Taking a CNA course may be a continuing education endeavor (e.g., after high school), but some CNA training programs allow younger students, provided that they meet the specified academic requirements. Usually, this means passing basic arithmetic and reading exams and/or GED.
CNA training programs and classes could be held in and provided by hospitals and other healthcare institutions, volunteer organizations, such as the Red Cross, government-funded centers, accredited online courses, or actual schools and universities. In the past few years, several schools dedicated to CNA training have been established, expanding the options of CNA hopefuls.
CNA training usually lasts 6 to 12 weeks, often conducted by a registered nurse or a certified lecturer; some CNA courses span a full year, usually equivalent to a diploma. Check with the administrators of these programs if they offer certificate or diploma courses. Certificate courses are “add ons” to an existing degree or level of educational attainment (think Adobe-certified artists and programmers), while diploma courses are rough equivalents of a degree, which will therefore include more training and subjects. Online courses are usually certificate programs – check with the administrators or the CNA registry if a specific online course is accredited and a valid equivalent for actual CNA lessons. Students of online courses should also ensure that they receive all the required hands-on training from partner institutions (or other facilities that offer such courses).
A predetermined set of lectures and hands-on trainings are given in CNA programs, some of which are basic nursing skills and clinical procedures, patient care and ethics, and additional courses in anatomy and physiology, infection control, and nutrition. Miscellaneous subjects depending on the institution may also be given, as actual patient cases may require knowledge/skills in these fields. For example, a CNA school may offer special lectures on the care for patients who suffer from epileptic seizures.
Training programs may vary in terms of delivery and approach and additional subjects, but the basic curriculum is followed by most, if not all, CNA programs in the States. In addition, state regulations may also influence the variation in a CNA training program. There are also federal standards for CNA training requirements, such as 91 hours of certified nursing assistant training as well as 16 hours of hands-on training in a clinical environment to name a few.

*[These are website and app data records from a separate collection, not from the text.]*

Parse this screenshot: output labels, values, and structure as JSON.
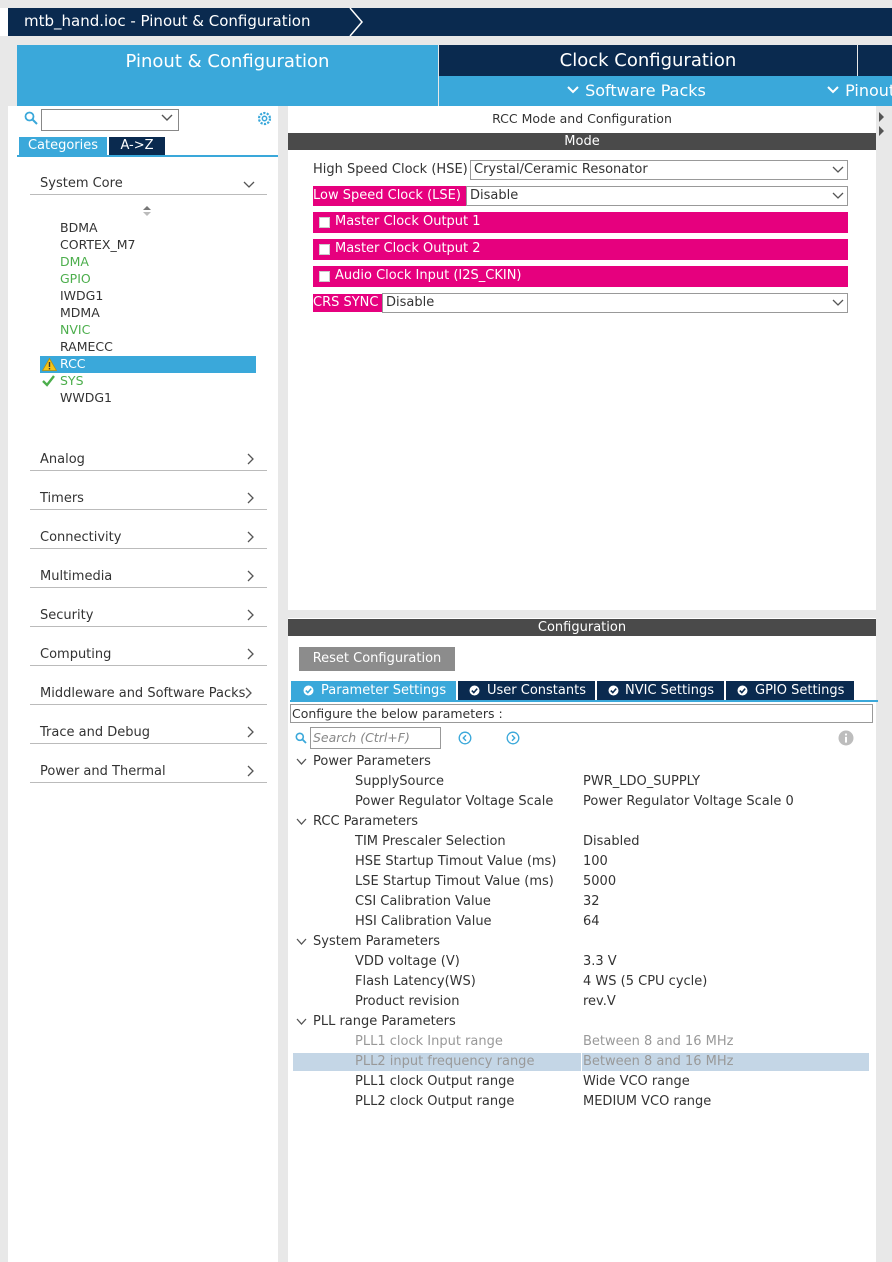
{
  "breadcrumb": {
    "file": "mtb_hand.ioc - Pinout & Configuration"
  },
  "tabs": {
    "pinout": "Pinout & Configuration",
    "clock": "Clock Configuration",
    "software_packs": "Software Packs",
    "pinout_view": "Pinout"
  },
  "left": {
    "search_value": "",
    "view_tabs": [
      "Categories",
      "A->Z"
    ],
    "system_core": "System Core",
    "peripherals": [
      {
        "name": "BDMA",
        "state": "normal"
      },
      {
        "name": "CORTEX_M7",
        "state": "normal"
      },
      {
        "name": "DMA",
        "state": "configured"
      },
      {
        "name": "GPIO",
        "state": "configured"
      },
      {
        "name": "IWDG1",
        "state": "normal"
      },
      {
        "name": "MDMA",
        "state": "normal"
      },
      {
        "name": "NVIC",
        "state": "configured"
      },
      {
        "name": "RAMECC",
        "state": "normal"
      },
      {
        "name": "RCC",
        "state": "warning"
      },
      {
        "name": "SYS",
        "state": "ok"
      },
      {
        "name": "WWDG1",
        "state": "normal"
      }
    ],
    "categories": [
      "Analog",
      "Timers",
      "Connectivity",
      "Multimedia",
      "Security",
      "Computing",
      "Middleware and Software Packs",
      "Trace and Debug",
      "Power and Thermal"
    ]
  },
  "mode": {
    "title": "RCC Mode and Configuration",
    "header": "Mode",
    "hse_label": "High Speed Clock (HSE)",
    "hse_value": "Crystal/Ceramic Resonator",
    "lse_label": "Low Speed Clock (LSE)",
    "lse_value": "Disable",
    "mco1": "Master Clock Output 1",
    "mco2": "Master Clock Output 2",
    "i2s": "Audio Clock Input (I2S_CKIN)",
    "crs_label": "CRS SYNC",
    "crs_value": "Disable"
  },
  "config": {
    "header": "Configuration",
    "reset": "Reset Configuration",
    "tabs": [
      "Parameter Settings",
      "User Constants",
      "NVIC Settings",
      "GPIO Settings"
    ],
    "hint": "Configure the below parameters :",
    "search_placeholder": "Search (Ctrl+F)",
    "groups": [
      {
        "name": "Power Parameters",
        "params": [
          {
            "name": "SupplySource",
            "value": "PWR_LDO_SUPPLY"
          },
          {
            "name": "Power Regulator Voltage Scale",
            "value": "Power Regulator Voltage Scale 0"
          }
        ]
      },
      {
        "name": "RCC Parameters",
        "params": [
          {
            "name": "TIM Prescaler Selection",
            "value": "Disabled"
          },
          {
            "name": "HSE Startup Timout Value (ms)",
            "value": "100"
          },
          {
            "name": "LSE Startup Timout Value (ms)",
            "value": "5000"
          },
          {
            "name": "CSI Calibration Value",
            "value": "32"
          },
          {
            "name": "HSI Calibration Value",
            "value": "64"
          }
        ]
      },
      {
        "name": "System Parameters",
        "params": [
          {
            "name": "VDD voltage (V)",
            "value": "3.3 V"
          },
          {
            "name": "Flash Latency(WS)",
            "value": "4 WS (5 CPU cycle)"
          },
          {
            "name": "Product revision",
            "value": "rev.V"
          }
        ]
      },
      {
        "name": "PLL range Parameters",
        "params": [
          {
            "name": "PLL1 clock Input range",
            "value": "Between 8 and 16 MHz"
          },
          {
            "name": "PLL2 input frequency range",
            "value": "Between 8 and 16 MHz"
          },
          {
            "name": "PLL1 clock Output range",
            "value": "Wide VCO range"
          },
          {
            "name": "PLL2 clock Output range",
            "value": "MEDIUM VCO range"
          }
        ]
      }
    ]
  },
  "colors": {
    "navy": "#0a2a4f",
    "accent": "#3aa8da",
    "pink": "#e6007e",
    "configured_green": "#4cae4c",
    "selected_row": "#c4d6e6"
  }
}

These requirements are crucial in choosing a right CNA training program to be able to qualify for a job. If you move to a different state, check with the local CNA Registry whether your qualifications would suffice or if you still need to take additional hours of training or lectures or if you need to take another certification exam. Most probably, you will have to do one or all of the above steps to become a licensed CNA in two or more states.
Becoming a CNA is not an easy-go-lucky endeavor. Although the training period might be shorter than other degree courses, these programs are developed to ensure that the best possible care and assistance will be given to patients, which only a competent CNA could give.